Stock markets mostly fell on Wednesday, with investors awaiting key clues on the outlook for US interest rates from Federal Reserve chief Jerome Powell.
The pound rebounded from more than two-year lows versus the dollar, as official data showed Britain's economy rebounded in May, with gross domestic product growth of 0.3% following GDP contraction of 0.4% in April.
"The pound caught some bid as the UK economy bounced back in May following the decline in April," noted Neil Wilson, chief market analyst at Markets.com.
"But traders need to be careful as Brexit uncertainty remains the major drag on sterling, whilst the dollar is showing some resilience and could be exposed to significant upside risks if Powell today disappoints the market by not being as dovish as investors hope."
Fed officials have helped spur a rally in world equities in recent weeks by taking an increasingly dovish tone regarding monetary policy, fuelling expectations they would cut borrowing costs sharply to support a stuttering economy.
But hopes for a deep reduction were dealt a blow on Friday by data showing the US created far more jobs than expected in June. The report sparked a sell-off in stocks and sent the dollar surging.
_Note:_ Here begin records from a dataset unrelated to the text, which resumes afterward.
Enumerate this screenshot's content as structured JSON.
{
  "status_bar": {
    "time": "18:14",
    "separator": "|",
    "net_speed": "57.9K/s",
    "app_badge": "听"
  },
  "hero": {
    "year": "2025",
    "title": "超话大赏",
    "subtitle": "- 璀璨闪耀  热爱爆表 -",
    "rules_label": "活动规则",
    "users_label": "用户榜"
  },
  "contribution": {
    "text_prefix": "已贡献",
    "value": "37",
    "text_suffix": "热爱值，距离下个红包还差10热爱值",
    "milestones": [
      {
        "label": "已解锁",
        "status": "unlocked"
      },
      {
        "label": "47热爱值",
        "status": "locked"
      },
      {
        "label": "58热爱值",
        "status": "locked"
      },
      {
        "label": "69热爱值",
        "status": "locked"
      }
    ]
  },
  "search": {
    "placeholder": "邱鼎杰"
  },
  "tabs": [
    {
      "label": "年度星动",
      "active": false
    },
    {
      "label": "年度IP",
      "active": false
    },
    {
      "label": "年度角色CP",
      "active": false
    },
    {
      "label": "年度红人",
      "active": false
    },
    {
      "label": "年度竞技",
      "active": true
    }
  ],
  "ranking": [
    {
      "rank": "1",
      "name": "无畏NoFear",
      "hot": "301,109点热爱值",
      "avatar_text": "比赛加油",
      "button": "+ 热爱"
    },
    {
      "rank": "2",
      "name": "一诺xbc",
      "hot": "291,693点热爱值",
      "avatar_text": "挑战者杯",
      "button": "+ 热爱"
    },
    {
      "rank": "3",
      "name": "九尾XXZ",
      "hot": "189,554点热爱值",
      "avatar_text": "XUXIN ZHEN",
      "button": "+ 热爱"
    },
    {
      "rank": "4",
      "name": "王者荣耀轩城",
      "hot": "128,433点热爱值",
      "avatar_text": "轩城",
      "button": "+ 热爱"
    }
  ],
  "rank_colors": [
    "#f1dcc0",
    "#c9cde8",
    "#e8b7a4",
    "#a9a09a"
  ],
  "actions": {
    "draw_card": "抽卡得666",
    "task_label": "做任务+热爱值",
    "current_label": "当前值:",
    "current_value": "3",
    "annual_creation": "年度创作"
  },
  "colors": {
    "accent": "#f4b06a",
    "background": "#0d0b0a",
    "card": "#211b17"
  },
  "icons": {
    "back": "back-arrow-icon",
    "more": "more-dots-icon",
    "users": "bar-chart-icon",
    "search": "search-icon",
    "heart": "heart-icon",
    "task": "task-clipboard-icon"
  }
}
Powell is now due to appear before both houses of Congress to give his opinion about the state of the world's top economy, which investors will pore over for an idea about his interest rate plans.
Observers said that while a big cut -- of half a percentage point -- has all but been dismissed, the Fed is expected to unveil at least a quarter-point reduction at its next gathering this month.
"It's unlikely the Fed would risk ignoring the markets' signalling, especially after taking a dovish turn at the June (policy) meeting, which sparked a broad risk-on rally and overshadowed concerns about slowing US and global growth," said Stephen Innes at Vanguard Markets.
Elsewhere Wednesday, oil prices jumped more than two percent after a closely watched industry report showed a massive drop in US stockpiles last week, while traders also cheered reports that Russian output fell in July to its lowest in nearly three years.
The developments provided a boost to the commodity, which took a hit earlier in the week as a stronger dollar added to ongoing worries about the trade war and soft global outlook.
Still, analysts said prices will remain volatile as investors weigh the trade row against geopolitical tensions in the Middle East.